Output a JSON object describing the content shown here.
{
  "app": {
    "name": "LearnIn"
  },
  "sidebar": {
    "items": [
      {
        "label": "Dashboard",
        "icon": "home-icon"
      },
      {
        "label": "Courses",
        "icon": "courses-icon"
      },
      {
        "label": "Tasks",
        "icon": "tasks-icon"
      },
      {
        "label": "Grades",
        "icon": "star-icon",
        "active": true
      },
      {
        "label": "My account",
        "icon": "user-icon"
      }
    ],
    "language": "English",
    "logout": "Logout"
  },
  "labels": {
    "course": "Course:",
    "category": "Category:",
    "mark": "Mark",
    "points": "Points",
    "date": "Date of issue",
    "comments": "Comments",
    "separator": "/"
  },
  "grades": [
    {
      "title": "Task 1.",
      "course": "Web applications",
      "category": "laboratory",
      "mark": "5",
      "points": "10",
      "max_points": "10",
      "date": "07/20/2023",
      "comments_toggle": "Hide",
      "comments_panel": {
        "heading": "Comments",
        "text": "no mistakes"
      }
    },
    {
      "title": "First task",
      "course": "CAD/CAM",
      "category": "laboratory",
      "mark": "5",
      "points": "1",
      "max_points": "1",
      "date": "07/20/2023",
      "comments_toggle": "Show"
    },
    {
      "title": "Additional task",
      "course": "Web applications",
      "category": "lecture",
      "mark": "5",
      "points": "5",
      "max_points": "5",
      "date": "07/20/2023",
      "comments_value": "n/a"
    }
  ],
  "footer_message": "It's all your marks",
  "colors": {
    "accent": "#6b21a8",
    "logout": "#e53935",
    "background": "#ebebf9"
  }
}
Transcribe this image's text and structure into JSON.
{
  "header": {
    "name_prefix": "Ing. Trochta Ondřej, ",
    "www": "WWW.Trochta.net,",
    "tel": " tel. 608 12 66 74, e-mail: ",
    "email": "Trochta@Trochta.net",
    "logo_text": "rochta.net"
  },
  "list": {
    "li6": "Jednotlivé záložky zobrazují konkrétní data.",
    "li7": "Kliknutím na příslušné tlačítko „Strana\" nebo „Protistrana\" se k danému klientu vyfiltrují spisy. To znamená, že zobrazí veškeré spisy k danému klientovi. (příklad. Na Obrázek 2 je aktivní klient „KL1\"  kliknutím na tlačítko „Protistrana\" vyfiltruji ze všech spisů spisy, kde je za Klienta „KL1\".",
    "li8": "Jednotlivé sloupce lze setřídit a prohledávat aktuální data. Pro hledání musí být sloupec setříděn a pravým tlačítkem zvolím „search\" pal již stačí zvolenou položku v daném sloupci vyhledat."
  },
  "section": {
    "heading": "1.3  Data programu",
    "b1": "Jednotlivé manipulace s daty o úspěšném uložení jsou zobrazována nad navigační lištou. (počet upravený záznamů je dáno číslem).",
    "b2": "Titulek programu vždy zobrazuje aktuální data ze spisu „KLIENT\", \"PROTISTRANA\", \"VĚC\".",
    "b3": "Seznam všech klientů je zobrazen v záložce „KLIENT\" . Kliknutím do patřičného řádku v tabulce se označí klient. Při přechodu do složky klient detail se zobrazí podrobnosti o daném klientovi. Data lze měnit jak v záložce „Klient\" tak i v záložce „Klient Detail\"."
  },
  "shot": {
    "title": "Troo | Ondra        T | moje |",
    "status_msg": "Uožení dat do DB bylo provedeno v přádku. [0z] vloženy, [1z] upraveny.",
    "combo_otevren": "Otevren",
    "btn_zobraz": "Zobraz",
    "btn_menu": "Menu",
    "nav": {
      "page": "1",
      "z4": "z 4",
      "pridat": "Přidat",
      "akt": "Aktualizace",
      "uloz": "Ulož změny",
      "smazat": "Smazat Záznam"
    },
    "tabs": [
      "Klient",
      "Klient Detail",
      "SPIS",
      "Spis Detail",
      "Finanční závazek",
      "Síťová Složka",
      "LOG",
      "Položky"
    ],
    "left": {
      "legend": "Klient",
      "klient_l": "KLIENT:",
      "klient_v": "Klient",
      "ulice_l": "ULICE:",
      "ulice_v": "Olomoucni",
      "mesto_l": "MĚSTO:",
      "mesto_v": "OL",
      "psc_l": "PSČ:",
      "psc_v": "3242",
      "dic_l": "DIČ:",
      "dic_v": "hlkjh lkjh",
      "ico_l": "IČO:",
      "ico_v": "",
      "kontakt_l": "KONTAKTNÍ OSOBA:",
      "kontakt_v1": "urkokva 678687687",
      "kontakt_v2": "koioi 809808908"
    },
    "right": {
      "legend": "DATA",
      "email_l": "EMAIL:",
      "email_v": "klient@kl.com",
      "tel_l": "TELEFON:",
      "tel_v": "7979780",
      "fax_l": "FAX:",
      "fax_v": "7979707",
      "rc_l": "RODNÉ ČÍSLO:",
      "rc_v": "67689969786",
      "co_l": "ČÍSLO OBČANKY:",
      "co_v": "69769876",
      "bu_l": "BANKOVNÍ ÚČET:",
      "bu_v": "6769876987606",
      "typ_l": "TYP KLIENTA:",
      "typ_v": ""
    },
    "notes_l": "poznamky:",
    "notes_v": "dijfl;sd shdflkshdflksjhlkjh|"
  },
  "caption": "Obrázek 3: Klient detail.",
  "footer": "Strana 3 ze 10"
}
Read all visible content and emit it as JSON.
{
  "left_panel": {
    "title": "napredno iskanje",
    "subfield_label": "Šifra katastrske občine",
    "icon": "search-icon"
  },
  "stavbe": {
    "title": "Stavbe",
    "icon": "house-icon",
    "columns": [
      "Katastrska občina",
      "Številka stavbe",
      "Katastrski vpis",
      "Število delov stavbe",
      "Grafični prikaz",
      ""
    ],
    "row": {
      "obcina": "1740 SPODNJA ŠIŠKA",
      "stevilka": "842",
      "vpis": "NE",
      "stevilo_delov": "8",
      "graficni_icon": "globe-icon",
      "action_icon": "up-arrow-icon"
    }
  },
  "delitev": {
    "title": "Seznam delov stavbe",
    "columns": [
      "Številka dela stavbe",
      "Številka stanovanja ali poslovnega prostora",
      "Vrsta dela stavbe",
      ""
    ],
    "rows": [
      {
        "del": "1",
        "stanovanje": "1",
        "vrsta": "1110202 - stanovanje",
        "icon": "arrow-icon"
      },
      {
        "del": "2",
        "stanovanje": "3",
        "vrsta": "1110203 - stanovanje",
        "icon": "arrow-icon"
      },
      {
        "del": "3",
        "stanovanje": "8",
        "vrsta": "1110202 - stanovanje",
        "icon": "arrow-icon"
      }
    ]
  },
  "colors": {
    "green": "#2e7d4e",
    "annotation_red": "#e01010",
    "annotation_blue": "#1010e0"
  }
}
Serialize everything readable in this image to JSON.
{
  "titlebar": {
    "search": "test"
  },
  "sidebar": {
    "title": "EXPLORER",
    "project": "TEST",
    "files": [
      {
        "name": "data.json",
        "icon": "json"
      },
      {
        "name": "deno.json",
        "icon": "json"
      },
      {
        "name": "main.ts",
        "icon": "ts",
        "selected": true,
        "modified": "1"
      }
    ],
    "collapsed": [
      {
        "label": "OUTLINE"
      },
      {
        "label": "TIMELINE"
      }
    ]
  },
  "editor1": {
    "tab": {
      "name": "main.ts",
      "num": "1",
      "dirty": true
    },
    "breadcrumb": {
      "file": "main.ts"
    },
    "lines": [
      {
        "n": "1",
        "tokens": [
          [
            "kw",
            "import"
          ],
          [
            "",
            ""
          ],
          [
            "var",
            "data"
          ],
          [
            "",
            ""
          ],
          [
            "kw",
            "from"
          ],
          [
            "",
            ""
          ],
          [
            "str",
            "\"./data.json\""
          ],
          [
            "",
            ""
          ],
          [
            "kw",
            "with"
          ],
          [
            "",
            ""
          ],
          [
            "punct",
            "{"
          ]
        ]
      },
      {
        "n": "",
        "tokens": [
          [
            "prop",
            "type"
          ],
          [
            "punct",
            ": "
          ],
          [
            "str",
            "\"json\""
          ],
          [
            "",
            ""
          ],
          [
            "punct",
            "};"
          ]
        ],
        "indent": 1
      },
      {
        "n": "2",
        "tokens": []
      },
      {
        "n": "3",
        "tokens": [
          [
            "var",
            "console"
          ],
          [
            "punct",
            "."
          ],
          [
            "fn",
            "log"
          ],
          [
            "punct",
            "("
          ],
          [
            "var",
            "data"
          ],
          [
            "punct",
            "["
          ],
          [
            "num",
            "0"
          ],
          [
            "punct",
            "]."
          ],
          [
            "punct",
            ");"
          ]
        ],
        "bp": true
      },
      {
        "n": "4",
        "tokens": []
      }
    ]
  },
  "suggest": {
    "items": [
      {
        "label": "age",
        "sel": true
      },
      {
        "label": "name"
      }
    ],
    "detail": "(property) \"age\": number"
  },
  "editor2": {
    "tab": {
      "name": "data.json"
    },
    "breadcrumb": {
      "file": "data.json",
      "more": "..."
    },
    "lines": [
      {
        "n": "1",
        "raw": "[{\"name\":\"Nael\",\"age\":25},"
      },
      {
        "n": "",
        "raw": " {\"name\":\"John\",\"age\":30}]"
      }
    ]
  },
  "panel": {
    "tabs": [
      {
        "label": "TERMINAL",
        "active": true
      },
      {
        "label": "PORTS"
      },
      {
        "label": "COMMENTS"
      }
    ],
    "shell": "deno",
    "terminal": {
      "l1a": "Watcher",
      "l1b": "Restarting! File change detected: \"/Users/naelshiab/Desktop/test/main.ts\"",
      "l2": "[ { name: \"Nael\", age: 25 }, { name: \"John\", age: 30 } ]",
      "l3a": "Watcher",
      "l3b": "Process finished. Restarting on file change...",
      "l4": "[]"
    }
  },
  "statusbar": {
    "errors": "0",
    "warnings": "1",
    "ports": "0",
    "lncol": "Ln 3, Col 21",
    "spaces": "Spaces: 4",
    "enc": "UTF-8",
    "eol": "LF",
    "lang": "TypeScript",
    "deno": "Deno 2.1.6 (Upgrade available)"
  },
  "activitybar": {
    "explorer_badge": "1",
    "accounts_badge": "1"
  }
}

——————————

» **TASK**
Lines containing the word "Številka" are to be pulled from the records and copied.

» **ANSWER FOR THE TASK**
      "Številka stavbe",
      "Številka dela stavbe",
      "Številka stanovanja ali poslovnega prostora",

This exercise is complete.